Comb the records below for the string "server" and copy each line where it turns up.

Items listed in a dataset:
+ + +

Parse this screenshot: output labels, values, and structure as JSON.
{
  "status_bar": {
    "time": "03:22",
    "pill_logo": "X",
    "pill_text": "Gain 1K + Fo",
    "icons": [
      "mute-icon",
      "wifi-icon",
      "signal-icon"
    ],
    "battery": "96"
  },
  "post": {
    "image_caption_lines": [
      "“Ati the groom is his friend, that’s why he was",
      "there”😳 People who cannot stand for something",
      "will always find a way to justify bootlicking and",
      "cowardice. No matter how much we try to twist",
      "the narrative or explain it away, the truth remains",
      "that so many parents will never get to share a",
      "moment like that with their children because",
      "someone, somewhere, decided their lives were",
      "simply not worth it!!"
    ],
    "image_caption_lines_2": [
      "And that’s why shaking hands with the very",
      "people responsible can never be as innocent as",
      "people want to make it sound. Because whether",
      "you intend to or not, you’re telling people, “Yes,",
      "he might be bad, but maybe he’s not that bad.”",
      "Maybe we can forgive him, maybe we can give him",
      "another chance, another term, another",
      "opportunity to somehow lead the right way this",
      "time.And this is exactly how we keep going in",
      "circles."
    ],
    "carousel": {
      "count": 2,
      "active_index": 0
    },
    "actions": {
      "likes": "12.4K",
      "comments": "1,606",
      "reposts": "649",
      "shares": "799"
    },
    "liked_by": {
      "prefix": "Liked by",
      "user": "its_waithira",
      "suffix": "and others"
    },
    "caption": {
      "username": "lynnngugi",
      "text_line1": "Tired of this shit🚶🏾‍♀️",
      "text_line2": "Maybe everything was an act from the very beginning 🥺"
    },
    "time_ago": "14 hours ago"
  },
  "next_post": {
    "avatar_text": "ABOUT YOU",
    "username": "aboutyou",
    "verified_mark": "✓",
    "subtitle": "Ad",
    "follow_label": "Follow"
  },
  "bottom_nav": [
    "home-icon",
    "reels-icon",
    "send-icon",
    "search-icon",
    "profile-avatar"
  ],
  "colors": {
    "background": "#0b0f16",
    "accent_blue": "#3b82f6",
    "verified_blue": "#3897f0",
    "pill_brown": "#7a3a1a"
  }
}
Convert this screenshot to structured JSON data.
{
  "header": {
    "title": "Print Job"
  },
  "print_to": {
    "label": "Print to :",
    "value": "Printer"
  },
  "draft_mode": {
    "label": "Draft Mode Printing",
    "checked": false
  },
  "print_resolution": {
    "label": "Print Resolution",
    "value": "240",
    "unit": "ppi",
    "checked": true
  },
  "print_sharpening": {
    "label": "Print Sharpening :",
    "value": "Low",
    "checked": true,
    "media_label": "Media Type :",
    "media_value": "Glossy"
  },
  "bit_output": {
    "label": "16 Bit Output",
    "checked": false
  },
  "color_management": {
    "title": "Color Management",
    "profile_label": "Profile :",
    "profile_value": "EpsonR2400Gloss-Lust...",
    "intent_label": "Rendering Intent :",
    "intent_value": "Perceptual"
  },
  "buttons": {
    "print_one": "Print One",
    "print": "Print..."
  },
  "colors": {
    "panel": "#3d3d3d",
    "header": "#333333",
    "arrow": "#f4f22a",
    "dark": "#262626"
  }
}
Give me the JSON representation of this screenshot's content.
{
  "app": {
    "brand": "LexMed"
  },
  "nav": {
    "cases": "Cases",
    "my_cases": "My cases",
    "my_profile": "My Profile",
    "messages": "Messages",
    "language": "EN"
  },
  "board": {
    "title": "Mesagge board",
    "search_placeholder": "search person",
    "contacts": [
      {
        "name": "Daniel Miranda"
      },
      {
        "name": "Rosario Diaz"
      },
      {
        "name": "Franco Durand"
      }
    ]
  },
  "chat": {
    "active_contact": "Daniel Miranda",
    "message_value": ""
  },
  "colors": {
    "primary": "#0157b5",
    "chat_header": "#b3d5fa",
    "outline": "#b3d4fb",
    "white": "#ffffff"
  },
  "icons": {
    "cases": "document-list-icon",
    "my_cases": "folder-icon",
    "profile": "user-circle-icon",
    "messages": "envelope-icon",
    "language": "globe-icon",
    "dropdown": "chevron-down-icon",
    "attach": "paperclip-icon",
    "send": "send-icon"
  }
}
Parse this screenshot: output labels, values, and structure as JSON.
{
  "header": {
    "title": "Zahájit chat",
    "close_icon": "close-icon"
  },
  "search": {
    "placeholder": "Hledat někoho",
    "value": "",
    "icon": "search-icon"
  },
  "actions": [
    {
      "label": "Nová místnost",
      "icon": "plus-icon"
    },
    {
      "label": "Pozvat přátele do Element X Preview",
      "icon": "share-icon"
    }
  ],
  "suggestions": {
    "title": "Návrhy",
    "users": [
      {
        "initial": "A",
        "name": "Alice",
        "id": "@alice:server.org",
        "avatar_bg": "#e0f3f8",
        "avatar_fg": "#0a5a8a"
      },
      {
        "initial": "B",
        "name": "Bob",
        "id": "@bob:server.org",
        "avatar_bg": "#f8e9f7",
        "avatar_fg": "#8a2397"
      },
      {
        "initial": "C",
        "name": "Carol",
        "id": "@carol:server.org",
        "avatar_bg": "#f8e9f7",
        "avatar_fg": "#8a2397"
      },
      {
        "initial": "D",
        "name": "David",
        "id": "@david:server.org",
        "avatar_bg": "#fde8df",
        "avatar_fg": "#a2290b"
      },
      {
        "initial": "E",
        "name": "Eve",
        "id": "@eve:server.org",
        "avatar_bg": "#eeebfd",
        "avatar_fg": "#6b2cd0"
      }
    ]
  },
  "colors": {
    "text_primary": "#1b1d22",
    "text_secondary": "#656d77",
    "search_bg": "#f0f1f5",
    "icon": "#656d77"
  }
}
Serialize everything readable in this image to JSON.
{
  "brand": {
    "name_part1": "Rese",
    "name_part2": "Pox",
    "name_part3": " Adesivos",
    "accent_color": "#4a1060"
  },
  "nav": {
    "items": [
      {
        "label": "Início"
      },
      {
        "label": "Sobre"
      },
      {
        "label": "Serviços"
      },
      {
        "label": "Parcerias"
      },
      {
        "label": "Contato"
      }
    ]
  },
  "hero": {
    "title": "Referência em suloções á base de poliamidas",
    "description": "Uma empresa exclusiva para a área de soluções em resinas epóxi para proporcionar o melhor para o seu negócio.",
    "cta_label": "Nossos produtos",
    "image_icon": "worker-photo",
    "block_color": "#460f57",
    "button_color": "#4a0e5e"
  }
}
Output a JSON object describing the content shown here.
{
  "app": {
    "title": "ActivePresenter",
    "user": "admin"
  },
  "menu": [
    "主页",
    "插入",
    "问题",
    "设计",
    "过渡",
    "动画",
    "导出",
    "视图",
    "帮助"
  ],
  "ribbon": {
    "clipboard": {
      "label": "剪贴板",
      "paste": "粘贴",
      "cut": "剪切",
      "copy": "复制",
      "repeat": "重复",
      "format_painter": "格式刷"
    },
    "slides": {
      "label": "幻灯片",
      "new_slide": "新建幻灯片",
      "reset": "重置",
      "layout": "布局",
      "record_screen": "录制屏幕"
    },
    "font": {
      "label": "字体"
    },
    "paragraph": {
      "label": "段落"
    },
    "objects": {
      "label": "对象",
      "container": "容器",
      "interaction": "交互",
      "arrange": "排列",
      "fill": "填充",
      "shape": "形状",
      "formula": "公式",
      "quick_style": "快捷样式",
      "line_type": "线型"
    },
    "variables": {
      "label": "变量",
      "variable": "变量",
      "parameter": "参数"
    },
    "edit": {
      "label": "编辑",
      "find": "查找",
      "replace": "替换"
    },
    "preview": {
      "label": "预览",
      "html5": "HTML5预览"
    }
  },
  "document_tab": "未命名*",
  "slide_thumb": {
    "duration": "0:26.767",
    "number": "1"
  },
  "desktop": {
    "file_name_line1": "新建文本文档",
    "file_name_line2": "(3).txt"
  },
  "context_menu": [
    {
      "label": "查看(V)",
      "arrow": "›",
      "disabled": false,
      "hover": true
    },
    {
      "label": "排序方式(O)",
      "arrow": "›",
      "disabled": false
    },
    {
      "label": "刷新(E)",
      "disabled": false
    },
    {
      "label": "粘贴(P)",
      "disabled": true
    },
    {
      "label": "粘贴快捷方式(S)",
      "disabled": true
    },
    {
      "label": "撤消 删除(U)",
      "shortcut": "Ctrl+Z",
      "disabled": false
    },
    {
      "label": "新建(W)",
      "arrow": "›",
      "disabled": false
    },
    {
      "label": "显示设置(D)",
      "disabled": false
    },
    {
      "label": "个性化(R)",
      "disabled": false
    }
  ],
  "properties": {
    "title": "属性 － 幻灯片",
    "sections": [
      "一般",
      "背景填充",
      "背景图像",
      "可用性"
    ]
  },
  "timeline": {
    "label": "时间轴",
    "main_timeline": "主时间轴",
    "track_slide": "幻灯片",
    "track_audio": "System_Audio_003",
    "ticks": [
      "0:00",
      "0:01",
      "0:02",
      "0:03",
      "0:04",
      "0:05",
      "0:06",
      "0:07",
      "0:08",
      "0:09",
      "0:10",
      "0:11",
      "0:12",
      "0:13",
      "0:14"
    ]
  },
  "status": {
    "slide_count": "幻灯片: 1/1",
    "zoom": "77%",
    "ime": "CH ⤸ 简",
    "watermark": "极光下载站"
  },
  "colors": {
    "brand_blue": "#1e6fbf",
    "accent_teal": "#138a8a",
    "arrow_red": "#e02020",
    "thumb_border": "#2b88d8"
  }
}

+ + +

ANSWER FOR THIS EXERCISE:
        "id": "@alice:server.org",
        "id": "@bob:server.org",
        "id": "@carol:server.org",
        "id": "@david:server.org",
        "id": "@eve:server.org",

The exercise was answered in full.